> _Stored data_:
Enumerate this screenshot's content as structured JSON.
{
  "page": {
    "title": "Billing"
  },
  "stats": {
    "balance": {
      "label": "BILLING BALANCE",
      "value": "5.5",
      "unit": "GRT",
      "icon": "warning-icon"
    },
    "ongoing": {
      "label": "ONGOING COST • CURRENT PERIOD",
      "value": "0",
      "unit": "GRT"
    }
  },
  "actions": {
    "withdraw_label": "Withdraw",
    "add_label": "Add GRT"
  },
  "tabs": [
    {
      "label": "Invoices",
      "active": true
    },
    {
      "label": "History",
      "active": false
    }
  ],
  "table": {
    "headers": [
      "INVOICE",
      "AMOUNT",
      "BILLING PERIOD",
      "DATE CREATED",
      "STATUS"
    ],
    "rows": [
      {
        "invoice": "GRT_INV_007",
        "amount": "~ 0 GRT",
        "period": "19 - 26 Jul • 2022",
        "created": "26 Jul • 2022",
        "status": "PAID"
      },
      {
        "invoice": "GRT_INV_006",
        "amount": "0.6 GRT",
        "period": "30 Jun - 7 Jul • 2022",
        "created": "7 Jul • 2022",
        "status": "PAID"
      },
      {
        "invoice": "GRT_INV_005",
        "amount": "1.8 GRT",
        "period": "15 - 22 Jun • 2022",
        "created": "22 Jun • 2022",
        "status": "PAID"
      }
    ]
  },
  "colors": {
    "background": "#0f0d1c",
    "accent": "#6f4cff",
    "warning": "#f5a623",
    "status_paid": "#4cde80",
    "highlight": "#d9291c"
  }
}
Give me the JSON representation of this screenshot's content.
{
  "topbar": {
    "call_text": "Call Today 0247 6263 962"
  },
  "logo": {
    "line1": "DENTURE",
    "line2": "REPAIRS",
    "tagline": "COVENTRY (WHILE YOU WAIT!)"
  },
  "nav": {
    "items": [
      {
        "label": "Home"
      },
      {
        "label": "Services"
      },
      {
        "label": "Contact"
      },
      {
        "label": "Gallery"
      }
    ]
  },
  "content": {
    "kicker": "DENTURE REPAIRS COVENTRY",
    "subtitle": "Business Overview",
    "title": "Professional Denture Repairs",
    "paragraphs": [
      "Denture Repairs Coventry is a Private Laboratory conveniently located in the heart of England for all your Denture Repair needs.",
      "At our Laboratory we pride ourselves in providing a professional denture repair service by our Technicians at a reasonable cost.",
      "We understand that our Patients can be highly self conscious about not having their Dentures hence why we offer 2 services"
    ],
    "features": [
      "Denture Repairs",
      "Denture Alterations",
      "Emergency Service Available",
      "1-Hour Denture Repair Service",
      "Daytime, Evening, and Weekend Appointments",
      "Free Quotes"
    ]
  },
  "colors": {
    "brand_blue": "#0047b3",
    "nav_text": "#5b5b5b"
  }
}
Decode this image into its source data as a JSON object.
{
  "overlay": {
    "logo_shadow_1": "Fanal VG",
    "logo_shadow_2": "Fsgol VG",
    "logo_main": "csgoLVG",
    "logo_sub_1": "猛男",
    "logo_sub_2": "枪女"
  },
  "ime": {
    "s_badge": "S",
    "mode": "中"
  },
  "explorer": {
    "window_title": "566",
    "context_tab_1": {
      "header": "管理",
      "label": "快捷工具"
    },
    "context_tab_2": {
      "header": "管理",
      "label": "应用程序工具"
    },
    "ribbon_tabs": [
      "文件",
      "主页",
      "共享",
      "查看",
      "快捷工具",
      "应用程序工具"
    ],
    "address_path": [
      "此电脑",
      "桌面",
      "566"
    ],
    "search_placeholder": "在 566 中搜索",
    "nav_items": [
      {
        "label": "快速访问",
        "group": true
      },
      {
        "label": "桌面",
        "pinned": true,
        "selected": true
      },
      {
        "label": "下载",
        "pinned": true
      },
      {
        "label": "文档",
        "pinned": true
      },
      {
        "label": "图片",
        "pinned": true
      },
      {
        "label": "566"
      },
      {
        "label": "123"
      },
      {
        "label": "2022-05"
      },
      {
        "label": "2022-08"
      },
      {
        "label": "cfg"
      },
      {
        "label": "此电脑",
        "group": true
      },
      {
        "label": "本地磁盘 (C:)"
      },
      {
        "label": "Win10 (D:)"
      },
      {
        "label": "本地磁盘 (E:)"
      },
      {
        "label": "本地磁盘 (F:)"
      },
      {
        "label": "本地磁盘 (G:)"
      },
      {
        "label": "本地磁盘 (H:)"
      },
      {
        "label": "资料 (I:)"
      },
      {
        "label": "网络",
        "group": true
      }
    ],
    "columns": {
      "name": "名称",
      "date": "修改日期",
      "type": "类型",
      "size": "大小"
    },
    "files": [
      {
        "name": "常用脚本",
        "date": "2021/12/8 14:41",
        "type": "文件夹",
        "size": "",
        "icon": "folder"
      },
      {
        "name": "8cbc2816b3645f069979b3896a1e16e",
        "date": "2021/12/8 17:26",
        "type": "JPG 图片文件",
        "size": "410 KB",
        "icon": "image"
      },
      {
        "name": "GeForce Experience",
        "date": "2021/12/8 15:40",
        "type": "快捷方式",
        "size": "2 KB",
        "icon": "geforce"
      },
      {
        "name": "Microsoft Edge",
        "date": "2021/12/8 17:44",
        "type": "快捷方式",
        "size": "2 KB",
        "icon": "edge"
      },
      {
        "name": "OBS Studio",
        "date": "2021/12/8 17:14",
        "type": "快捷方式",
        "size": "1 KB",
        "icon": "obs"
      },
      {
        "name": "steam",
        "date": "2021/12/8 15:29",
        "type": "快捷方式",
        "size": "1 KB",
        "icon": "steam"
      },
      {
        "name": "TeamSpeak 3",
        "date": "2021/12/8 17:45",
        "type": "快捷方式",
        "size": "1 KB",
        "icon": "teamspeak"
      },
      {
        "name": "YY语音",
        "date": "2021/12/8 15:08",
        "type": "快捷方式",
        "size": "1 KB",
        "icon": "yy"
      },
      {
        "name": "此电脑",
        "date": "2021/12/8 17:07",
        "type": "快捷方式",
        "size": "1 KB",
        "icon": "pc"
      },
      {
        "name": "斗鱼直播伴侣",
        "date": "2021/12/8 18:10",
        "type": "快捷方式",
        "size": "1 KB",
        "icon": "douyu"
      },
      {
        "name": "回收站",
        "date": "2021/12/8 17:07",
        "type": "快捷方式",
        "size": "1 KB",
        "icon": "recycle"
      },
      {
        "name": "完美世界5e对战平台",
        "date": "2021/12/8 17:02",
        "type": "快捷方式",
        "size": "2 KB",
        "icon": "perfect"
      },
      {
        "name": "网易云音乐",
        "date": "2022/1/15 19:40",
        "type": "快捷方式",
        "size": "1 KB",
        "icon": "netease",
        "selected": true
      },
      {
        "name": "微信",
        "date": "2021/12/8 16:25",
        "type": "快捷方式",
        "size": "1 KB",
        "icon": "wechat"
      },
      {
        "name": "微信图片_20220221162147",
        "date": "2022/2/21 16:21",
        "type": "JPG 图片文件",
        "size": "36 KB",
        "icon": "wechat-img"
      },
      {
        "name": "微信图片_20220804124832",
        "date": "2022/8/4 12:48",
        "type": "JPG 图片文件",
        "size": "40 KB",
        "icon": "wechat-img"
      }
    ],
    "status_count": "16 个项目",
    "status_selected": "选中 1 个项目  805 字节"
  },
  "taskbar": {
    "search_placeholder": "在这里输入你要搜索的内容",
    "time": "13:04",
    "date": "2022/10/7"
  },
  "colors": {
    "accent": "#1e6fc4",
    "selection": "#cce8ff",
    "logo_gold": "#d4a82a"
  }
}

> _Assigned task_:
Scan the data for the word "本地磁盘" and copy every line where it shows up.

> _Response area_:
        "label": "本地磁盘 (C:)"
        "label": "本地磁盘 (E:)"
        "label": "本地磁盘 (F:)"
        "label": "本地磁盘 (G:)"
        "label": "本地磁盘 (H:)"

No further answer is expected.